    Quinn’s Self doesn’t suffer from that. The blood it is made from may shock or repulse, but it’s an undeniably powerful medium to use for sculpting a self-portrait. Akin to creating a landscape scene out of earth and wood or a statue of Venus out of stone from the planet Venus.

    Link to this
  10. 10. Bora Zivkovic 9:17 am 05/21/2012

    Cave art. Graffiti. Large statues. Large art pieces that fill an entire city square or park. Some art is just not fit – for size if nothing else – for one’s home. It should be in a gallery. Or outdoors. But it should make us think, not just feel good about ourselves.

    Link to this
  11. 11. jamarton 9:35 am 05/21/2012

    Bora Zivkovic wrote:
    “Best art is disconcerting, challenging. Art is not supposed to be “pretty” but thought-provoking, forcing us to explore our previously unexamined norms and ideas.”

    The most profound art is deeply affecting regardless of the quality of emotions or thoughts they evoke. This can include pretty pieces. A skilled artist can make you feel something that they are trying to express. A great artist can do that on many ambiguous levels within the same artwork. This spans all of the arts not just visual. Some people don’t respond to what an artist has to express because they have different life experiences. For example, I respond very differently to contemporary U.S. patriotic art than many of those who enjoy that sort of thing.

    I’ve been in the visual art field for so many years that disconcerting, challenging works of art are, frankly, a trite bore. Every once in a while one will surprise me. Although this piece is mildly disconcerting, I like it. I wouldn’t want it in my living room, but I would enjoy visiting it on display. (main argument for public museums and art programs) Also, it would be *awesome* to see a time lapse of it melting. There could be a kind of beauty in that…

    Link to this

Add a Comment
You must sign in or register as a ScientificAmerican.com member to submit a comment.

More from Scientific American

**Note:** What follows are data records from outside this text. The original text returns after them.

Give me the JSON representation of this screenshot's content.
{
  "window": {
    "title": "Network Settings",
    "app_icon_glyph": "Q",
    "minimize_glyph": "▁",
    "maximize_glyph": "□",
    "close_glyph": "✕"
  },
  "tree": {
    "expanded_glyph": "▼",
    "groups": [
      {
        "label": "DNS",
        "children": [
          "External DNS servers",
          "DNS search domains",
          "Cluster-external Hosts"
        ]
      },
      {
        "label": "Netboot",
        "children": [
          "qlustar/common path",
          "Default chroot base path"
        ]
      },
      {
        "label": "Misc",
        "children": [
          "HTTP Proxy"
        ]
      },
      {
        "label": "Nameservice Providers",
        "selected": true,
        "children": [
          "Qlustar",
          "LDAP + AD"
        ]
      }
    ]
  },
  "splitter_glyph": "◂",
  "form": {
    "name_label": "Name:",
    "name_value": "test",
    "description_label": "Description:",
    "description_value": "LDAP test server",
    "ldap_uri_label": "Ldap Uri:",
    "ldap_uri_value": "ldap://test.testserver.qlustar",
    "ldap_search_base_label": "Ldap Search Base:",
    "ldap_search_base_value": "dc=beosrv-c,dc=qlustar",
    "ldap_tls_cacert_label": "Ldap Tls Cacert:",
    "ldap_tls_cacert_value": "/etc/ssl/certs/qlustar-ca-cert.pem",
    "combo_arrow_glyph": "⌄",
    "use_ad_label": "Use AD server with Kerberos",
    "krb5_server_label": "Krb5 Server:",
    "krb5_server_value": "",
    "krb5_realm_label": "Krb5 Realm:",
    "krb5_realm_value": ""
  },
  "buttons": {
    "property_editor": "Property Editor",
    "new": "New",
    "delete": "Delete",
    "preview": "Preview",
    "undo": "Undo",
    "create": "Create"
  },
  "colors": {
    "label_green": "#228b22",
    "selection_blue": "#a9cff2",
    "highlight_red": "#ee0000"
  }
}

Scientific American Back To School

Back to School Sale!

12 Digital Issues + 4 Years of Archive Access just $19.99

Order Now >

X

Email this Article

X